“In contemporary western culture, men are assumed to make the machines and if culturally appropriate, women may use them,” wrote Melanie Stewart Millar in her book Cracking the Gender Code: Who Rules the Wired World? in 1999 when Internet culture was in its nascent stages. It is this narrative, she warned, that has determined who has and will work in the field of technology as it advances. Fourteen years later, women make up half of the U.S. workforce, but hold just 24 percent of the jobs in technical or computing fields. A survey conducted by Pinterest engineer Tracy Chou, using data from 192 tech companies, found that on average females made up 15 percent of tech industry employees.
Those facts are even more unsettling when considering that girls do better than boys in school in all subjects including math and science, according to a 2014 analysis by the American Psychological Association. The common wisdom that girls start to ‘dumb down’ in middle school is nonsense; rather their advantage in math and science starts to show up at that age. So what happens to that passion for science and math? More importantly, why are statistics stacked against women’s involvement in science, technology, engineering and mathematics (STEM)? The main reason is difficult to quantify but that hasn’t stopped women in STEM fields from advocating for change.
Organizations, many spearheaded by women, are attempting to engage girls and women to enter and stay in STEM and are dedicated to supporting them along the way. Because even if women do make it in the biz, they’re not staying long. According to a study by the Center for Work-Life Policy, 74 percent of women in technology report “loving their work,” yet abandon their careers at a jaw-dropping rate: 56 percent within the first 10 years, compared to 17 percent of men. Why would a woman at a mid-level range of her field choose to leave? Alaina Percival, CEO of Women Who Code, a global nonprofit focused on inspiring women to excel in technology careers, says it’s hard to pin down.

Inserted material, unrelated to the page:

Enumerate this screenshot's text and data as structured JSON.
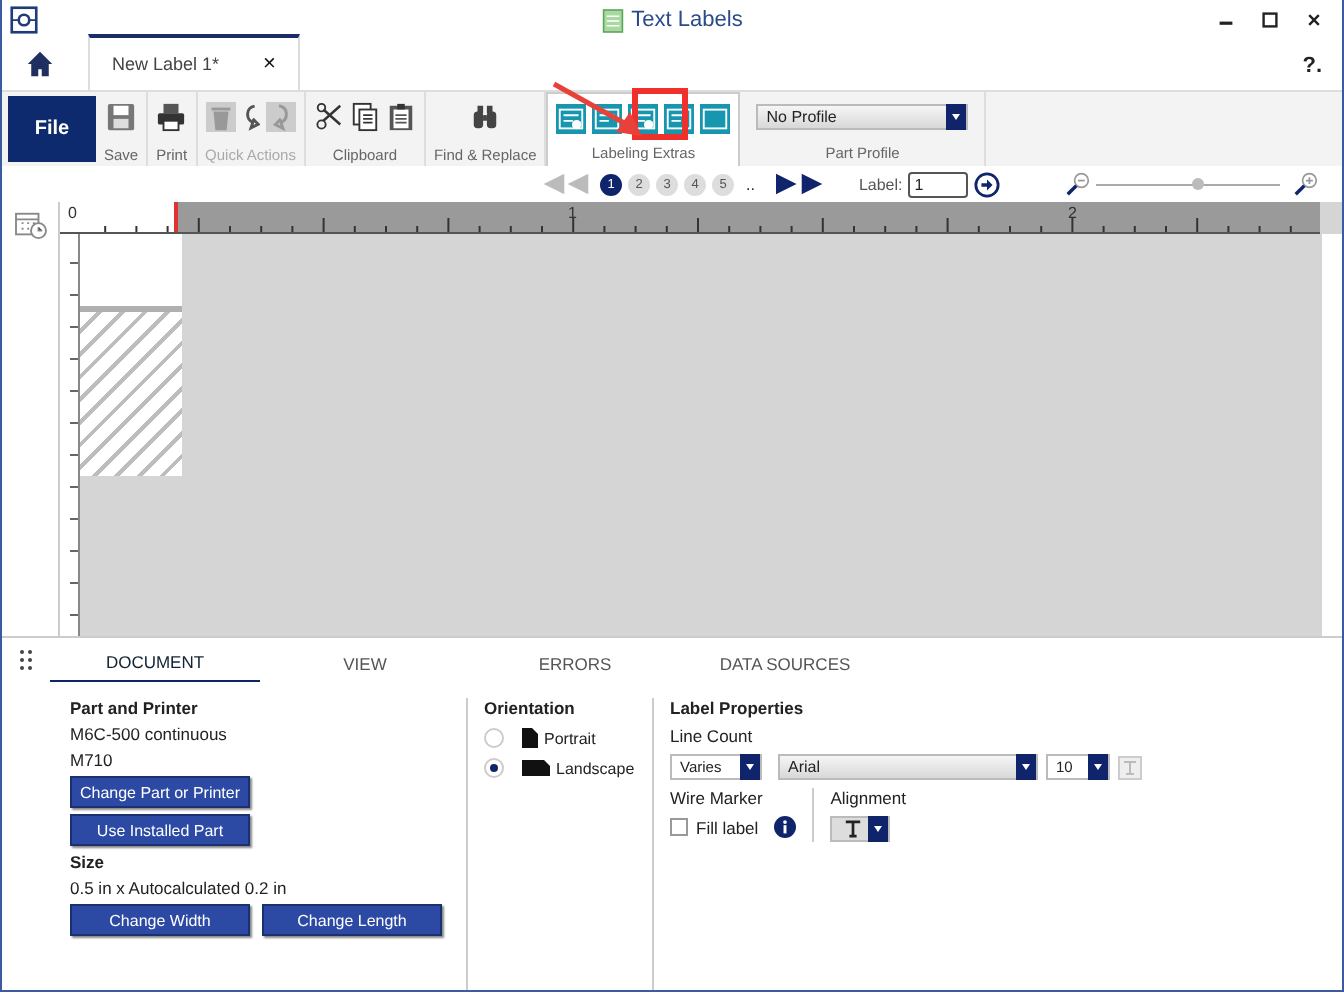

“Imagine you’re on a team of 30 engineers and two of you are women. It’s the little things that happen each day. None of them are really offensive, none of them are anything that you can complain about, but it excludes you. It makes you think ‘I don’t belong here,’” Percival says. “At a Women Who Code event, you can be surrounded by 30 smart women interested in tech and say ‘I do belong here.’”
Women Who Code is one of many role models striving to diversify these fields. Some of the bigger dogs in the fight include the Anita Borg Institute, whose mission is to connect women and technology. The institute produces an annual summit The Grace Hopper Celebration of Women in Computing, which attracts nearly 5,000 attendees from 53 countries and over 350 companies. The 2015 conference will be held in Houston, Texas, October 14-16. Around since 1989, Women in Technology International reaches out to women trying to make an imprint in technology sectors by providing them with access and support from other professional women already established in the field.
Resources for Adults
helps adult women learn programming and organizes women-centric hackathons like Neo Hack
boot camp for helping adult women get programmer jobs
community blog for women in tech, which hosts hackathons and other events
a celebration of women in computing and hosts the largest gathering of women in tech in the world
a nonprofit whose mission is to empower women to become software developers
Resources for Girls
a full-fledged community that inspires women to empower computer science
free programming clubs for young kids